This is a repost of the piece I wrote for the WWI in Classic Film blogathon, which I cohosted with Movies Silently a few years back. (Hopefully I caught any 4-year-old typos!) I’m still pleased with it, although Current Me probably would’ve added more info on how many battle scenes Griffith had to stage, since feature-worthy combat footage was very difficult to get. FYI, I’ve since discovered that there is indeed a better print of Hearts of the World out there, although for whatever reason it’s not available on DVD (yet!).
On this day back in 1918, the Second Battle of Noyon began, one of the many battles of the Hundred Days Offensive (which would ultimately end the war).
By 1917, World War I had been raging for nearly three years. Europe was reeling from the ever-increasing death tolls and relentless destruction of cities, villages, and farmlands in France and Belgium. The scale of the war, involving all the nations with the most economic power at the time, truly deserved the phrase “unlike anything the world had ever seen.”
The U.S. had managed to stay neutral throughout most of the conflict, which was starting the leave the more battered European nations at their wits’ end.
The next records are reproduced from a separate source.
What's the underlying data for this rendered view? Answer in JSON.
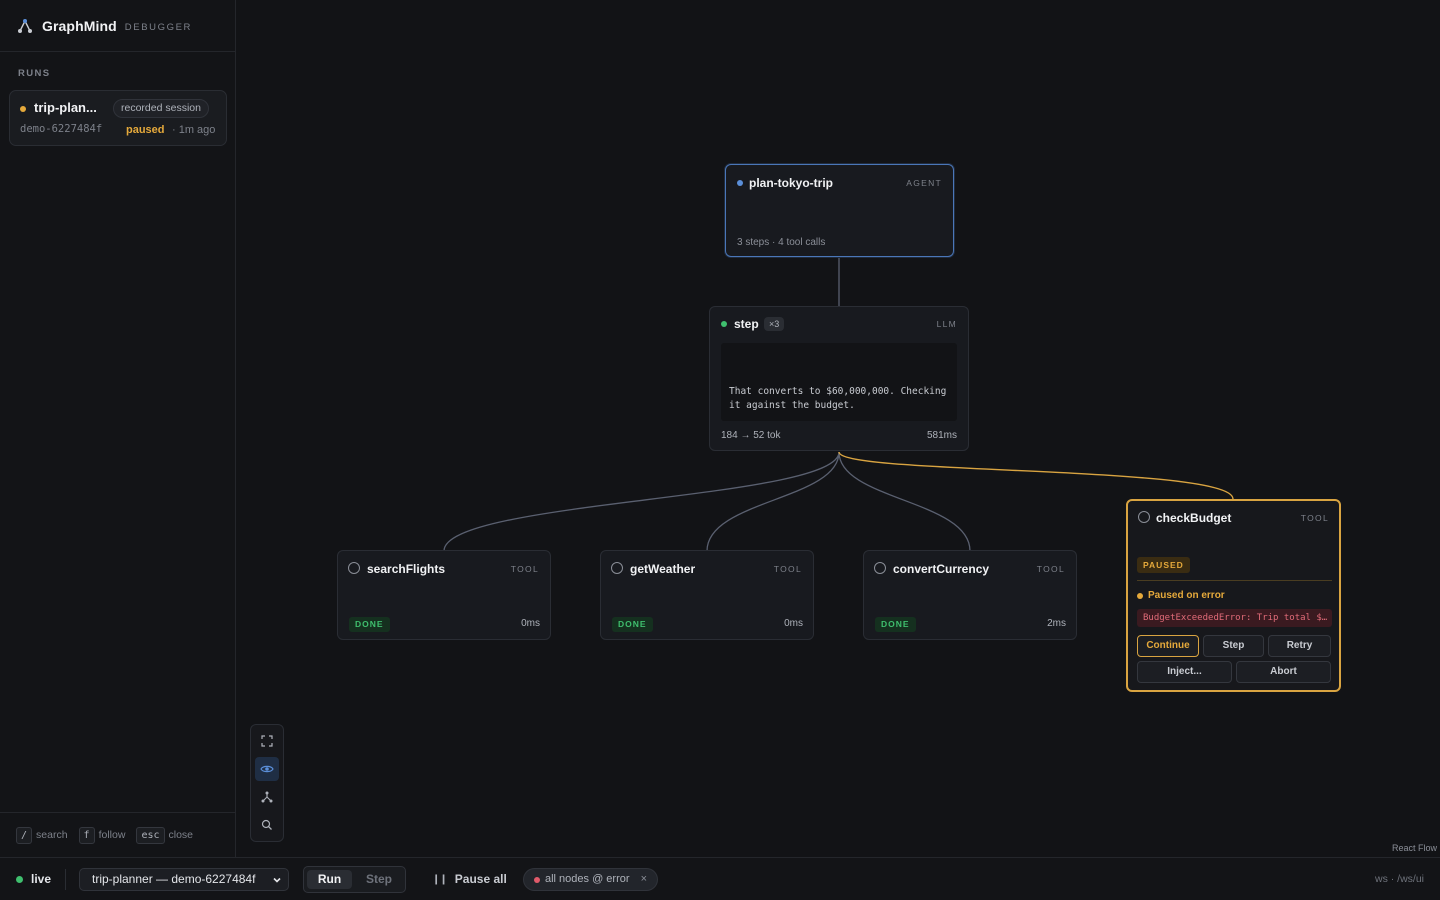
{
  "brand": {
    "name": "GraphMind",
    "sub": "DEBUGGER"
  },
  "sidebar": {
    "heading": "RUNS",
    "runs": [
      {
        "name": "trip-plan...",
        "badge": "recorded session",
        "id": "demo-6227484f",
        "status": "paused",
        "ago": "· 1m ago"
      }
    ],
    "shortcuts": [
      {
        "key": "/",
        "label": "search"
      },
      {
        "key": "f",
        "label": "follow"
      },
      {
        "key": "esc",
        "label": "close"
      }
    ]
  },
  "nodes": {
    "agent": {
      "title": "plan-tokyo-trip",
      "kind": "AGENT",
      "sub": "3 steps · 4 tool calls"
    },
    "step": {
      "title": "step",
      "count": "×3",
      "kind": "LLM",
      "output": "That converts to $60,000,000. Checking it against the budget.",
      "tokens": "184 → 52 tok",
      "ms": "581ms"
    },
    "tools": [
      {
        "title": "searchFlights",
        "kind": "TOOL",
        "status": "DONE",
        "ms": "0ms"
      },
      {
        "title": "getWeather",
        "kind": "TOOL",
        "status": "DONE",
        "ms": "0ms"
      },
      {
        "title": "convertCurrency",
        "kind": "TOOL",
        "status": "DONE",
        "ms": "2ms"
      }
    ],
    "paused": {
      "title": "checkBudget",
      "kind": "TOOL",
      "status": "PAUSED",
      "reason": "Paused on error",
      "error": "BudgetExceededError: Trip total $…",
      "buttons": {
        "continue": "Continue",
        "step": "Step",
        "retry": "Retry",
        "inject": "Inject...",
        "abort": "Abort"
      }
    }
  },
  "attribution": "React Flow",
  "bottombar": {
    "live": "live",
    "run_select": "trip-planner — demo-6227484f",
    "run": "Run",
    "step": "Step",
    "pause_all": "Pause all",
    "breakpoint": "all nodes @ error",
    "breakpoint_close": "×",
    "ws": "ws · /ws/ui"
  },
  "colors": {
    "accent_blue": "#4a76b8",
    "paused": "#d9a441",
    "done": "#3fbf6e",
    "error": "#e05a6a"
  }
}
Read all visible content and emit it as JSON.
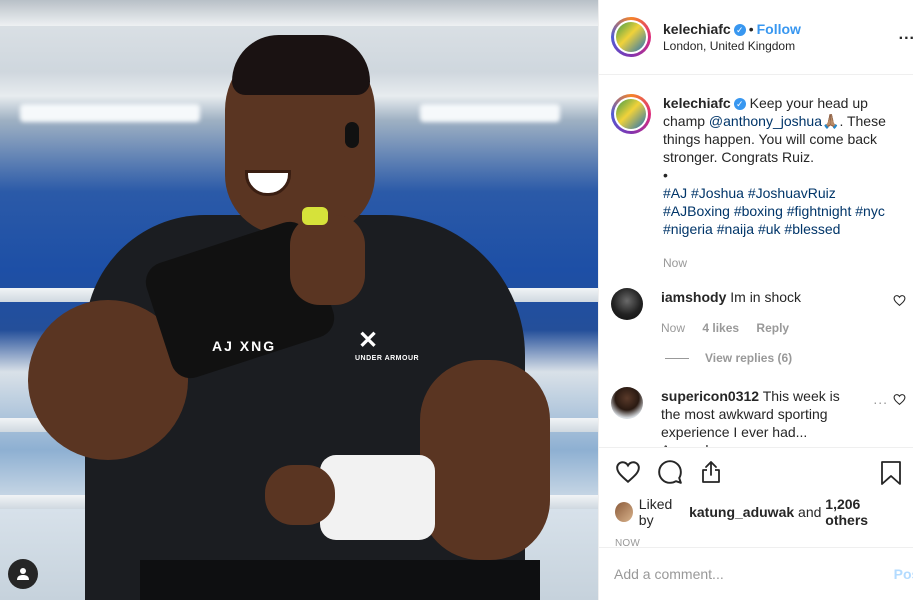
{
  "header": {
    "username": "kelechiafc",
    "follow": "Follow",
    "separator": "•",
    "location": "London, United Kingdom",
    "more": "..."
  },
  "photo": {
    "shirt_text_left": "AJ XNG",
    "shirt_brand": "UNDER ARMOUR"
  },
  "caption": {
    "username": "kelechiafc",
    "text_before": "Keep your head up champ ",
    "mention": "@anthony_joshua",
    "emoji": "🙏🏽",
    "text_after": ". These things happen. You will come back stronger. Congrats Ruiz.",
    "bullet": "•",
    "hashtags": "#AJ #Joshua #JoshuavRuiz #AJBoxing #boxing #fightnight #nyc #nigeria #naija #uk #blessed",
    "time": "Now"
  },
  "comments": [
    {
      "username": "iamshody",
      "text": "Im in shock",
      "time": "Now",
      "likes": "4 likes",
      "reply": "Reply",
      "view_replies": "View replies (6)"
    },
    {
      "username": "supericon0312",
      "text": "This week is the most awkward sporting experience I ever had... Arsenal",
      "more": "..."
    }
  ],
  "likes": {
    "prefix": "Liked by ",
    "user": "katung_aduwak",
    "middle": " and ",
    "others": "1,206 others"
  },
  "timestamp": "Now",
  "add_comment": {
    "placeholder": "Add a comment...",
    "post": "Post"
  },
  "colors": {
    "accent": "#3897f0",
    "link": "#003569",
    "muted": "#999999",
    "post_disabled": "#b3dbff"
  }
}
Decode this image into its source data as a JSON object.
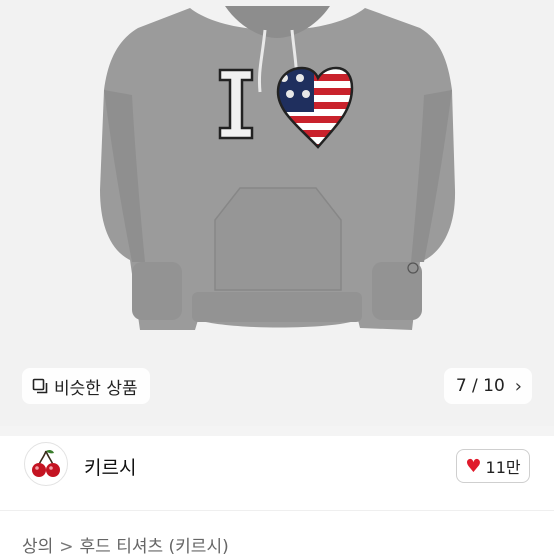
{
  "product": {
    "image_alt": "grey hoodie with I-heart print",
    "print_letter": "I"
  },
  "gallery": {
    "similar_label": "비슷한 상품",
    "counter": "7 / 10",
    "icons": {
      "similar": "stacked-squares-icon",
      "next": "chevron-right-icon"
    }
  },
  "seller": {
    "name": "키르시",
    "avatar_icon": "cherry-icon",
    "like_count": "11만",
    "like_icon": "heart-icon"
  },
  "breadcrumb": {
    "items": [
      "상의",
      "후드 티셔츠 (키르시)"
    ],
    "separator": ">"
  },
  "colors": {
    "heart": "#e01a2b",
    "hoodie": "#9a9a9a"
  }
}
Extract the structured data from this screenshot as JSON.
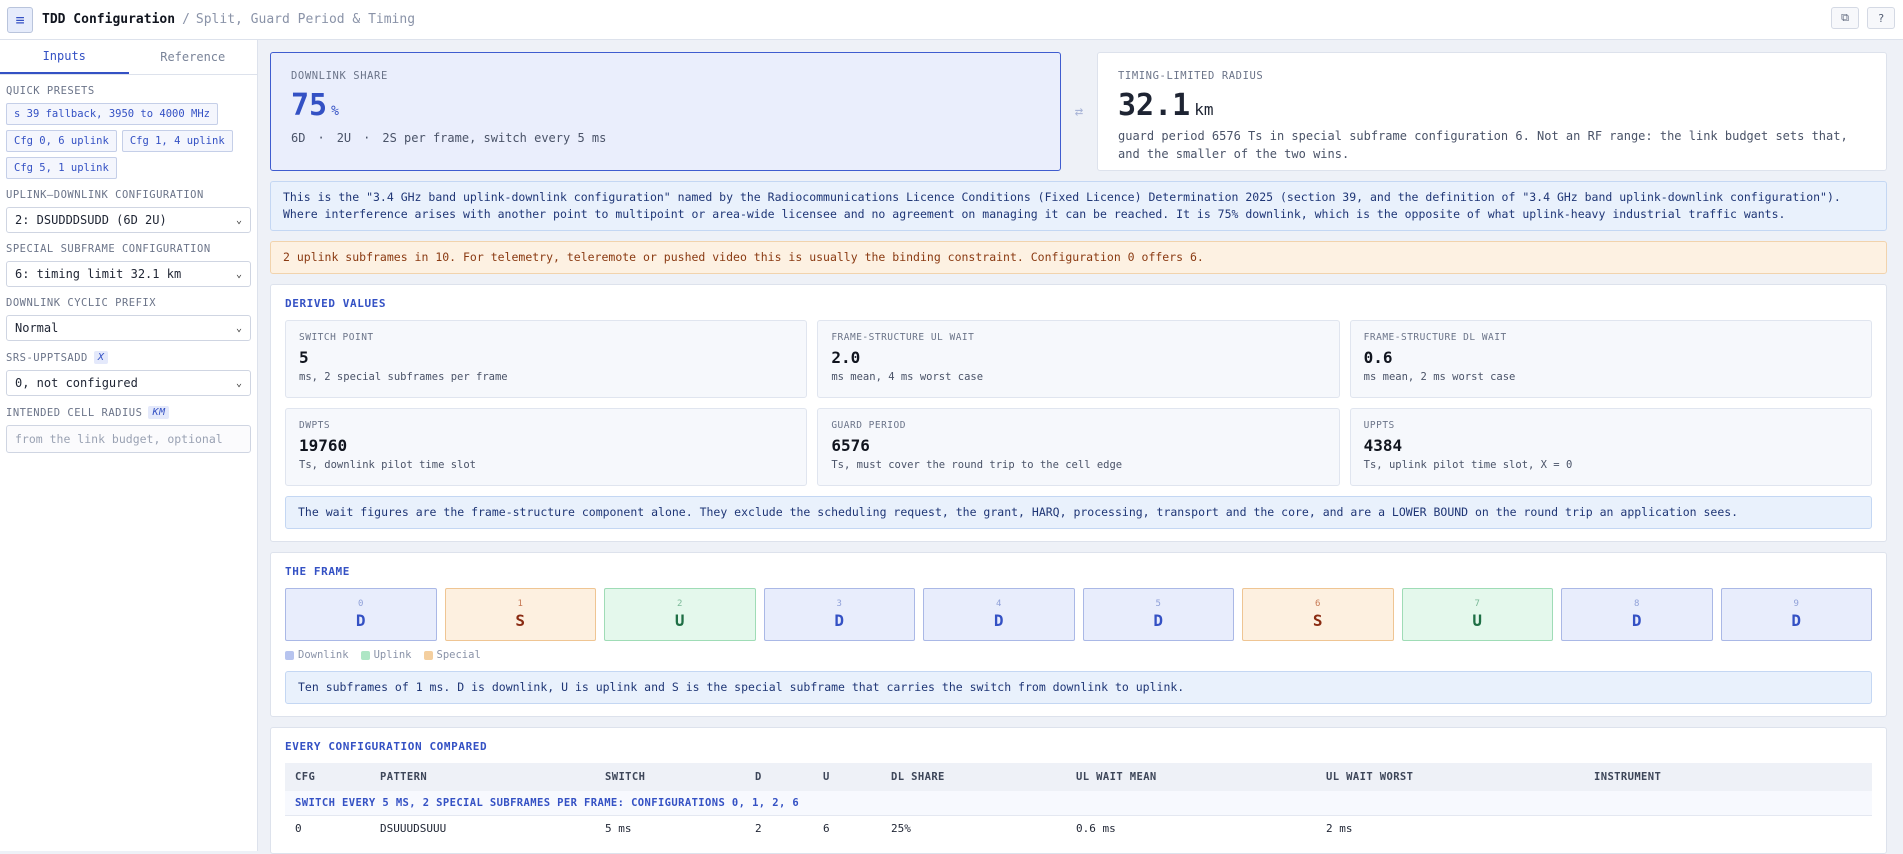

At some point in the winter of 1916 and 1917, the British War Office Cinematograph Committee decided to contact the one person who they felt could change the minds and emotions of the American people…none other than D.W. Griffith, who had recently completed Intolerance. Propaganda films were common at the time, and the Committee reasoned that Griffith, King of Filmmakers, would be certain to turn out an excellent propaganda film that would inspire Americans to finally join in to help defeat Germany.
On this day back in 1918, the Czech-Slovaks declared war on Germany and Britain officially recognized them as part of the Allies.
As we covered in my first article for WWI in Film Month, film was used for propaganda purposes on a major scale during the Great War–a scale that had never been seen before. Just around the time Edwardian magazine and newspaper writers were declaring, “There are no two ways about it, the moving pictures are here to stay,” government officials across the globe were getting mad gleams in their eyes.
They basically wanted this, in movie form.
Escapist films (your typical dramas and comedies that had nothing to do with the war) were still big draws for theater-goers, but many filmmakers also put out patriotic contributions to the “great cause,” sometimes by government request (as in the case of D.W. Griffith, who was asked by Britain to make what turned out to be Hearts of the World). Some propaganda was practical, such as sharing tips on rationing food or urging people to buy war bonds, while others famously seized upon the stereotype of the “beastly Hun” to create some pretty hair-raising melodramas. (Ads proclaimed these films were sure to “wake up” audiences to the dangers of Germany.)
Von Stroheim as the Menacing Hun in The Heart of Humanity (1918).
So here’s a list of 8 typical WWI propaganda films, some obscure, some that you’ve probably heard of before, and a couple that are downright eyebrow-raising. Continue reading →
This is the first post of WWI in Film Month, commemorating the Great War’s centenary.
On this day back in 1918, the Battle of Soissons in France ended with the Allies retaking Soissons, and Japan landed troops at Vladivostok, Russia.
When the year 1914 dawned, few imagined it would be the game changer of the 20th century. Certainly the world had been rapidly evolving for some time, right before peoples’ eyes–transportation and communication had been accelerating, economies had been booming and entwining with other economies, and industrialization had been taking place on a huge scale. There was relative peace, most of the recent wars being smaller-scale conflicts. One such war was the Greco-Turkish War of 1897, the first war filmed by a movie camera (wielded by the adventurous Frederic Villiers).
A street in an Ohio city circa 1914.
For there had also been a rise in new art forms, most significantly, the language of cinema. Youth in 1914 were part of the first generation to grow up with moving pictures, and millions of those same youth would fight in the first major war to ever be captured extensively by moving picture cameras. Continue reading →
4/9/18, 9:30 pm: As I’m writing this, it’s been a few years since I’ve beheld the 1920s Soviet sci-fi extravaganza Aelita: Queen of Mars. My memories of it are somewhat murky, because truth be told, I fell asleep halfway through it. But! It’s always good to give half-watched films a second chance, and since I have a bit more knowledge of Soviet cinema under my belt right now methinks I shall sit down and behold it once more.
4/10/18, 8:15 am: Darn it, I fell asleep again!
Someone ain’t happy.
Aelita is somewhat familiar to silent film fans, but mention it to the fabled “regular folks” and you’ll get a “Huh”? It was an ambitious film once meant to rival the masterworks of Germany and the U.S., and while it was popular in the Soviet Union it didn’t seem to make a big splash anywhere else (at least not in the US, where it wasn’t released until 1929). Today, despite nicely-scored restorations being available and occasional photos being shared on social media, it can’t quite climb out of obscurity. Continue reading →